“Even a small payment can make a difference because they [interns] will be happy and motivated to do their job better,” he said.
Some companies are already ahead of the internship debate. Pech Pong Ponharith, chief operating officer of TW Communication and Kakcent, said that financial remuneration is needed when interns are giving up their time to work.
“Personally, we provide interns an allowance as we want them to feel that they have been contributing to the growth of the company, so they can feel valued and appreciated,” Ponharith said.
Internships, according to Ponharith, are normally the first employment opportunity those students can manage to have. Therefore, it is always an exceptional experience for them.
“As a manager, you still can look at their performance to assess and determine whether you should give them incentives or not, but if you can provide them with even a very small amount of money, it would really be splendid support,” he added.
How Much Support is Needed?
Heng Kimkong, PhD scholar at the University of Queensland who also runs an education forum group, noted that internships of any nature should focus on the development of skills that will lead to greater opportunities in the future.
“We should encourage both types of internships because even though unpaid internships do not offer monetary incentives, they provide the interns with work experience and the opportunity to develop different skills, including hard and soft skills. Sometimes such skills are worth more than the financial incentives,” Kimkong said.

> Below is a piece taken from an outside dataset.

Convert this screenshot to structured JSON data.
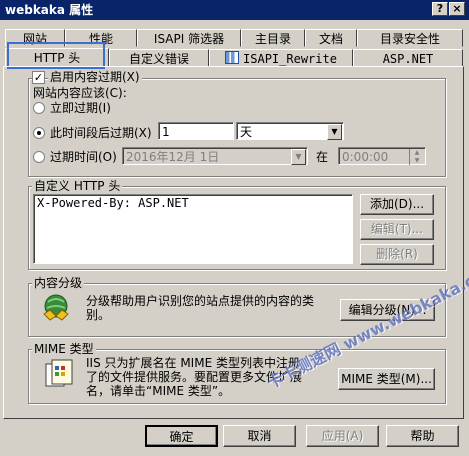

Some companies or organizations may not have a choice as to whether to pay their interns, he said, noting that resources available are not always within an employer’s control. Similarly, he argued that students can assess whether they can afford to undertake an unpaid internship or not.
“I believe it should be up to the organizations whether or not they can offer payment for the internship program, and it's up to students or internship seekers to decide whether to join paid or unpaid internships,” Kimkong said, pointing out that the pressure on organizations to provide payments may force some organization or companies with less resources to stop providing unpaid internship opportunities altogether.
As internships are considered a way to bridge the skills gap, college students like Noy seek to pick up skills and knowledge that couldn’t be learnt at school.
“For me, I want to get knowledge and other things that I can learn during my internship. Just like other intern seekers, it is better if the place where we undertake our internships take care of us as well and teach us to understand the workflow by creating an environment that allows us to learn,” Noy rationalized.
He went on to say, “However, some workplaces do not seem to care about interns and the interns feel left behind without being given proper attention or any practical work to undertake.”
Ponharith agreed that interns require sufficient support and care from organizations or companies.
“I try to understand them. I know they need more than just financial support. What they really need most is a value given to their efforts and appreciation for their works,” he said.
According to Ponharith, nowadays, it also has become even more arduous for many companies or organizations to recruit qualified human resources.
“Thus, it is increasingly practical for us to pay more attention, mentor and guide those interns. With this, they could try to work harder and advance their capacity, and after they end their internship, they may even consider continuing their employment with us,” he emphasized.